Ali’s younger sister, Melanie Pace, joins him. A professional photographer, Pace used the house as a backdrop for their wedding photos four years earlier. She wanted the photos to have a personal touch, so she staged the couple in various places throughout the home—on the stairs, behind the pocket doors, in front of the living room window. The gleaming yellow wood of the floors, the freshly painted cream-colored walls, the lone chandelier were perfect backdrops for her camera lens.
Ben’s idea: recreate some of the original photos. “I knew I wanted to do something in the house to serve as bookends of me and Ali living there,” he says.
Pace places Ben and Olivia in some of the same spots as the wedding photos. Olivia is in a pink-flowered dress, white tights and pink patent leather shoes. Ali would approve.
The two play on the stairs, stand by the pocket doors and pose in front of the window, just like he and Ali. Olivia grabs her mother’s curling iron and pretends to curl her hair with it. Then she finds the angel, a glass statuette she calls “Mommy.” She and her dad talk to Mommy every day, as a way to help Olivia remember. Pace catches a couple shots of Olivia clutching the statue, gazing at it.
It’s all innocent, just intended to be a family memory and fulfill a promise. But it turns out to be a whole lot more.
On Dec. 9, Pace posts the photos on her business website, loft3photography.com. She pulls up one of the original wedding photos to compare and immediately sees how powerful they are. She pulls up more and posts them side-by-side. When Nunery sees them, he is blown away.
“It took my breath away,” he says. “I knew it would get a lot of attention because so many people were following our story.”
Not only does it get a lot of attention, it goes viral. Pace’s blog ends up getting 12 million hits in one day, crashing 600 other sites located on her hosting company’s server. It’s the “Today Show’s” “most social story of the year,” with 5 million page views and more than 300,000 likes. Thousands of other sites around the world pick up the photos. A German company sends a crew to do an interview. Even the Weather Channel is on board.
See Pace’s original blog post (with a reflection by Ben)
View a timeline on how the story went viral
See Pace’s blog showing a compilation of the websites that picked up the story.
See new photos of Ben and Olivia
The story has clearly pulled a heartstring. Pace says it’s because people yearn to see how others can “keep living gracefully after a devastating loss.”
“I thought I understood that Ali served her purpose in her 31 years,” Pace says. “But now I see that this is her purpose, reaching out to the entire world and giving out as much from the heart, and that surely there is new hope.”
Nunery received messages on his own blog from hundreds of widows and widowers who were inspired by the photos and found hope in them.
“It’s a very lonely thing to be widowed,” he says. “But now a lot of people have asked for advice from me. All I have is my story and that’s the value—the sharing of my story.”
And a promise fulfilled.
Ali Nunery became best friends with a group of women from Brockman Hall her freshman year.
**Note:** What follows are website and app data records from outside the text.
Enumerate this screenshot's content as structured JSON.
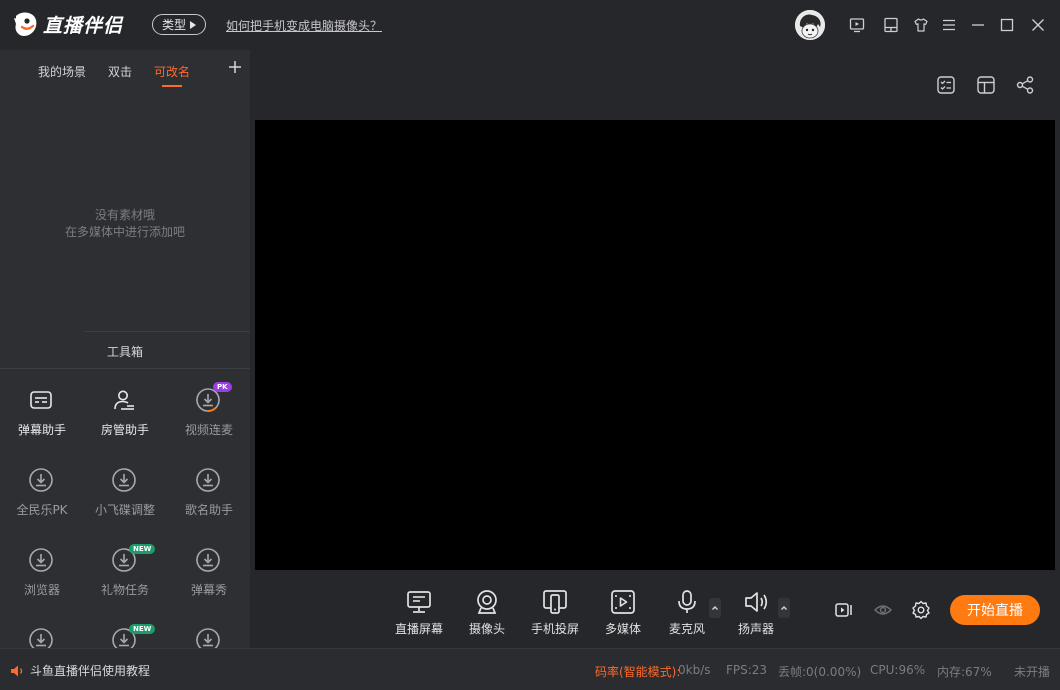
{
  "app": {
    "logo_text": "直播伴侣",
    "type_button": "类型",
    "help_link": "如何把手机变成电脑摄像头？"
  },
  "titlebar_icons": [
    "play-window-icon",
    "screen-mode-icon",
    "skin-tshirt-icon",
    "menu-icon",
    "minimize-icon",
    "maximize-icon",
    "close-icon"
  ],
  "scenes": {
    "tabs": [
      "我的场景",
      "双击",
      "可改名"
    ],
    "active_index": 2,
    "empty_line1": "没有素材哦",
    "empty_line2": "在多媒体中进行添加吧"
  },
  "toolbox": {
    "title": "工具箱",
    "tools": [
      {
        "label": "弹幕助手",
        "icon": "danmaku-icon",
        "enabled": true
      },
      {
        "label": "房管助手",
        "icon": "room-admin-icon",
        "enabled": true
      },
      {
        "label": "视频连麦",
        "icon": "download-icon",
        "enabled": false,
        "badge": "PK"
      },
      {
        "label": "全民乐PK",
        "icon": "download-icon",
        "enabled": false
      },
      {
        "label": "小飞碟调整",
        "icon": "download-icon",
        "enabled": false
      },
      {
        "label": "歌名助手",
        "icon": "download-icon",
        "enabled": false
      },
      {
        "label": "浏览器",
        "icon": "download-icon",
        "enabled": false
      },
      {
        "label": "礼物任务",
        "icon": "download-icon",
        "enabled": false,
        "badge": "NEW"
      },
      {
        "label": "弹幕秀",
        "icon": "download-icon",
        "enabled": false
      },
      {
        "label": "",
        "icon": "download-icon",
        "enabled": false
      },
      {
        "label": "",
        "icon": "download-icon",
        "enabled": false,
        "badge": "NEW"
      },
      {
        "label": "",
        "icon": "download-icon",
        "enabled": false
      }
    ]
  },
  "controls": [
    {
      "label": "直播屏幕",
      "icon": "live-screen-icon"
    },
    {
      "label": "摄像头",
      "icon": "camera-icon"
    },
    {
      "label": "手机投屏",
      "icon": "phone-cast-icon"
    },
    {
      "label": "多媒体",
      "icon": "multimedia-icon"
    },
    {
      "label": "麦克风",
      "icon": "microphone-icon"
    },
    {
      "label": "扬声器",
      "icon": "speaker-icon"
    }
  ],
  "start_button": "开始直播",
  "status": {
    "tutorial": "斗鱼直播伴侣使用教程",
    "bitrate_label": "码率(智能模式):",
    "bitrate_value": "0kb/s",
    "fps": "FPS:23",
    "dropped": "丢帧:0(0.00%)",
    "cpu": "CPU:96%",
    "memory": "内存:67%",
    "live_state": "未开播"
  },
  "colors": {
    "accent": "#ff6a2b",
    "start_button": "#ff7a10",
    "background": "#26272b",
    "panel": "#2e2f33"
  }
}
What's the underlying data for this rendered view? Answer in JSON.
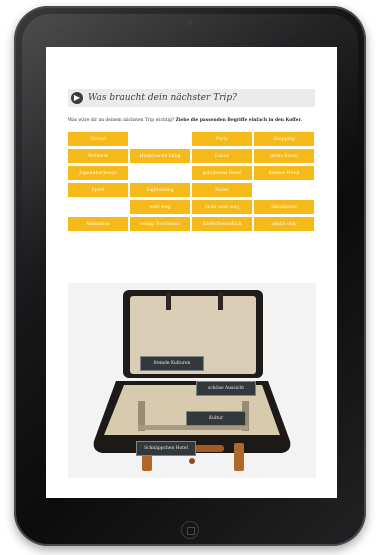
{
  "header": {
    "title": "Was braucht dein nächster Trip?",
    "intro_question": "Was wäre dir an deinem nächsten Trip wichtig?",
    "intro_instruction": "Ziehe die passenden Begriffe einfach in den Koffer."
  },
  "tiles": [
    {
      "label": "Strand"
    },
    {
      "label": ""
    },
    {
      "label": "Party"
    },
    {
      "label": "Shopping"
    },
    {
      "label": "Wellness"
    },
    {
      "label": "Hauptsache billig"
    },
    {
      "label": "Luxus"
    },
    {
      "label": "gutes Essen"
    },
    {
      "label": "Jugendherberge"
    },
    {
      "label": ""
    },
    {
      "label": "gehobenes Hotel"
    },
    {
      "label": "kleines Hotel"
    },
    {
      "label": "Sport"
    },
    {
      "label": "Sightseeing"
    },
    {
      "label": "Natur"
    },
    {
      "label": ""
    },
    {
      "label": ""
    },
    {
      "label": "weit weg"
    },
    {
      "label": "nicht weit weg"
    },
    {
      "label": "Ski/alpines"
    },
    {
      "label": "Animation"
    },
    {
      "label": "wenig Tourismus"
    },
    {
      "label": "kinderfreundlich"
    },
    {
      "label": "adults only"
    }
  ],
  "suitcase_items": [
    {
      "label": "fremde Kulturen"
    },
    {
      "label": "schöne Aussicht"
    },
    {
      "label": "Kultur"
    },
    {
      "label": "Schnäppchen Hotel"
    }
  ],
  "colors": {
    "tile": "#f5b91a",
    "header_bar": "#ebebeb",
    "chip": "#33383b"
  }
}
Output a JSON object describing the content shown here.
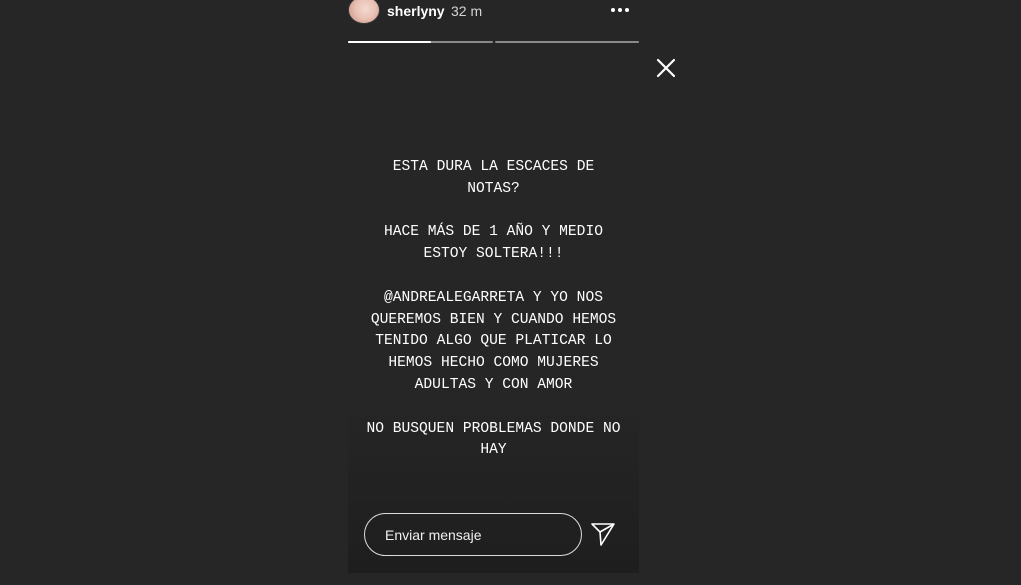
{
  "header": {
    "username": "sherlyny",
    "time_ago": "32 m",
    "more_icon": "more-horizontal-icon"
  },
  "progress": {
    "segments": [
      {
        "progress": 0.57
      },
      {
        "progress": 0
      }
    ]
  },
  "story": {
    "paragraphs": [
      "ESTA DURA LA ESCACES DE\nNOTAS?",
      "HACE MÁS DE 1 AÑO Y MEDIO\nESTOY SOLTERA!!!",
      "@ANDREALEGARRETA Y YO NOS\nQUEREMOS BIEN Y CUANDO HEMOS\nTENIDO ALGO QUE PLATICAR LO\nHEMOS HECHO COMO MUJERES\nADULTAS Y CON AMOR",
      "NO BUSQUEN PROBLEMAS DONDE NO\nHAY"
    ]
  },
  "reply": {
    "placeholder": "Enviar mensaje",
    "send_icon": "send-icon"
  },
  "close_icon": "close-icon",
  "colors": {
    "background": "#262626",
    "text": "#ffffff",
    "progress_track": "#8a8a8a",
    "progress_fill": "#ffffff"
  }
}
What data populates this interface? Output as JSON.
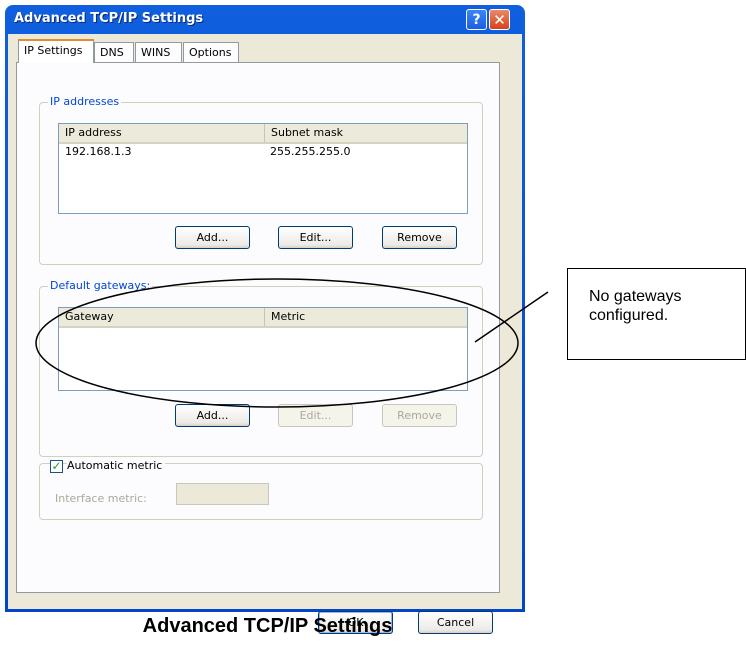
{
  "window": {
    "title": "Advanced TCP/IP Settings",
    "help_icon": "?",
    "close_icon": "✕"
  },
  "tabs": [
    "IP Settings",
    "DNS",
    "WINS",
    "Options"
  ],
  "ip_addresses": {
    "group_label": "IP addresses",
    "columns": [
      "IP address",
      "Subnet mask"
    ],
    "rows": [
      [
        "192.168.1.3",
        "255.255.255.0"
      ]
    ],
    "buttons": {
      "add": "Add...",
      "edit": "Edit...",
      "remove": "Remove"
    }
  },
  "default_gateways": {
    "group_label": "Default gateways:",
    "columns": [
      "Gateway",
      "Metric"
    ],
    "rows": [],
    "buttons": {
      "add": "Add...",
      "edit": "Edit...",
      "remove": "Remove"
    }
  },
  "automatic_metric": {
    "label": "Automatic metric",
    "checked": true,
    "interface_metric_label": "Interface metric:",
    "interface_metric_value": ""
  },
  "dialog_buttons": {
    "ok": "OK",
    "cancel": "Cancel"
  },
  "annotation": {
    "text": "No gateways configured."
  },
  "caption": "Advanced TCP/IP Settings"
}
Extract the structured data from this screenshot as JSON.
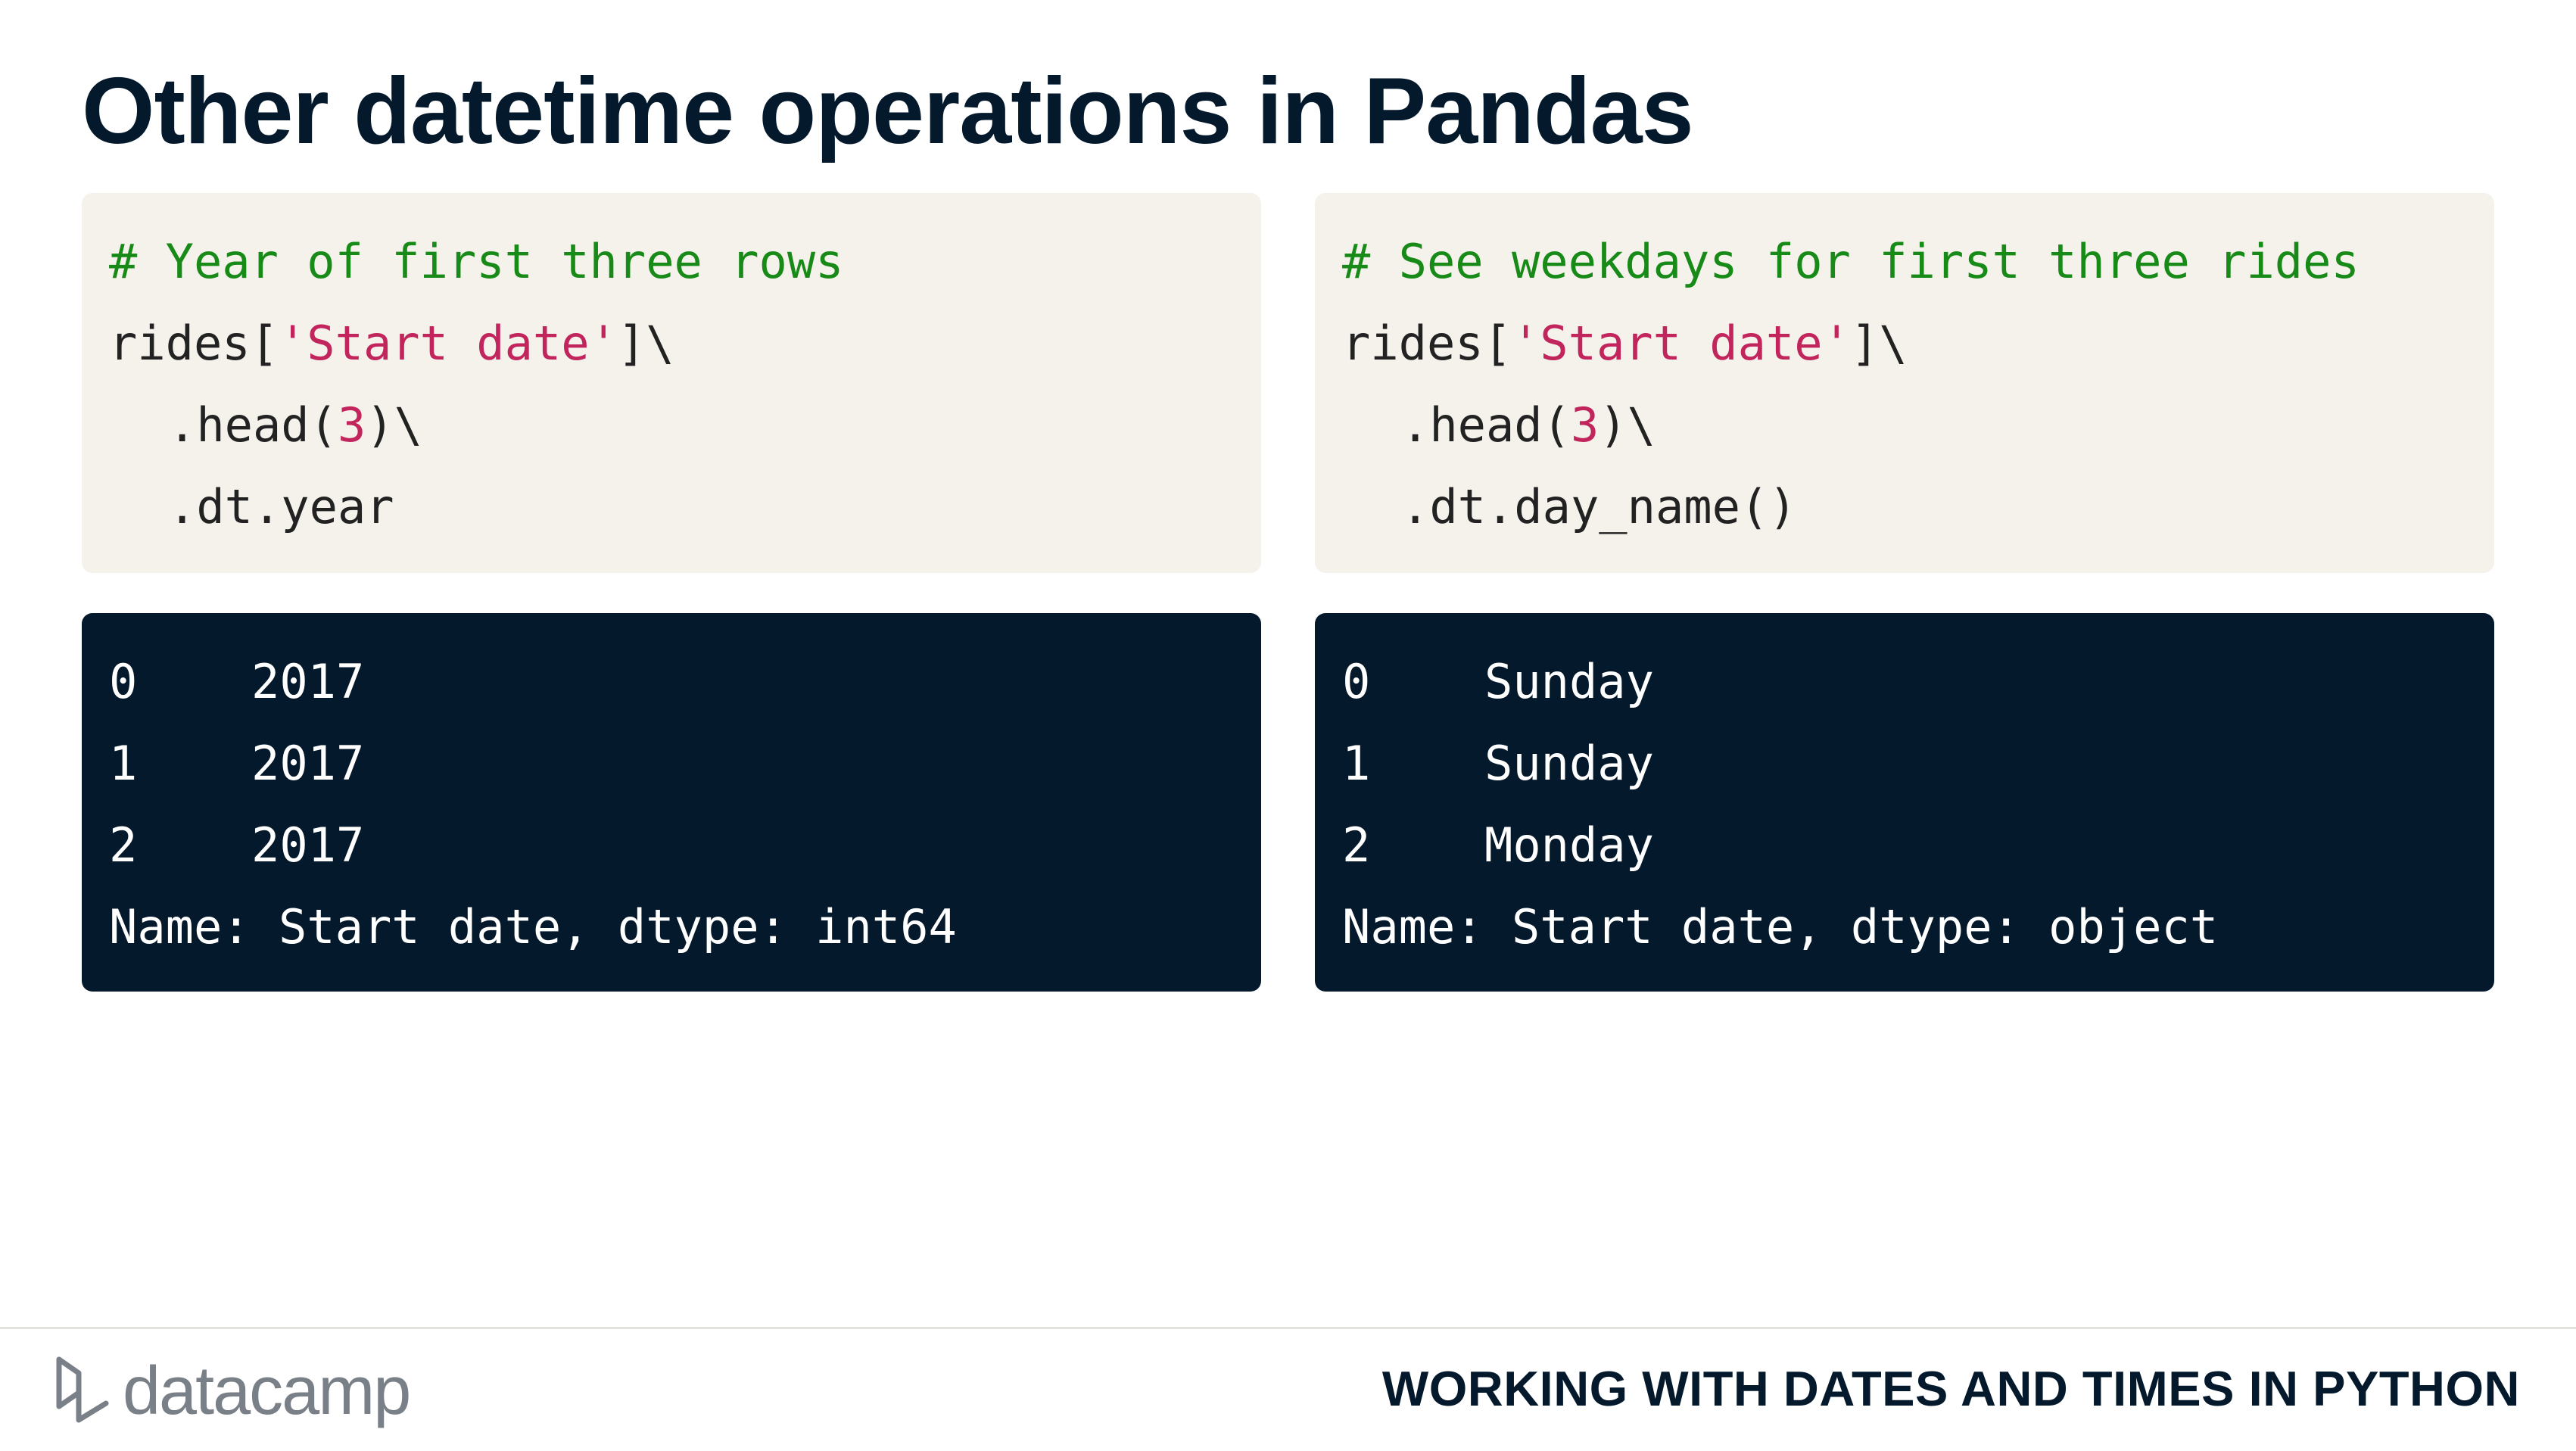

They were always together at Xavier—get one of us and you get all of us, they liked to say—and stayed best friends after graduating, even getting together for monthly “Thirsty Thursday” gatherings. Read how the friends struggled through Ali’s illness and dealt with her death.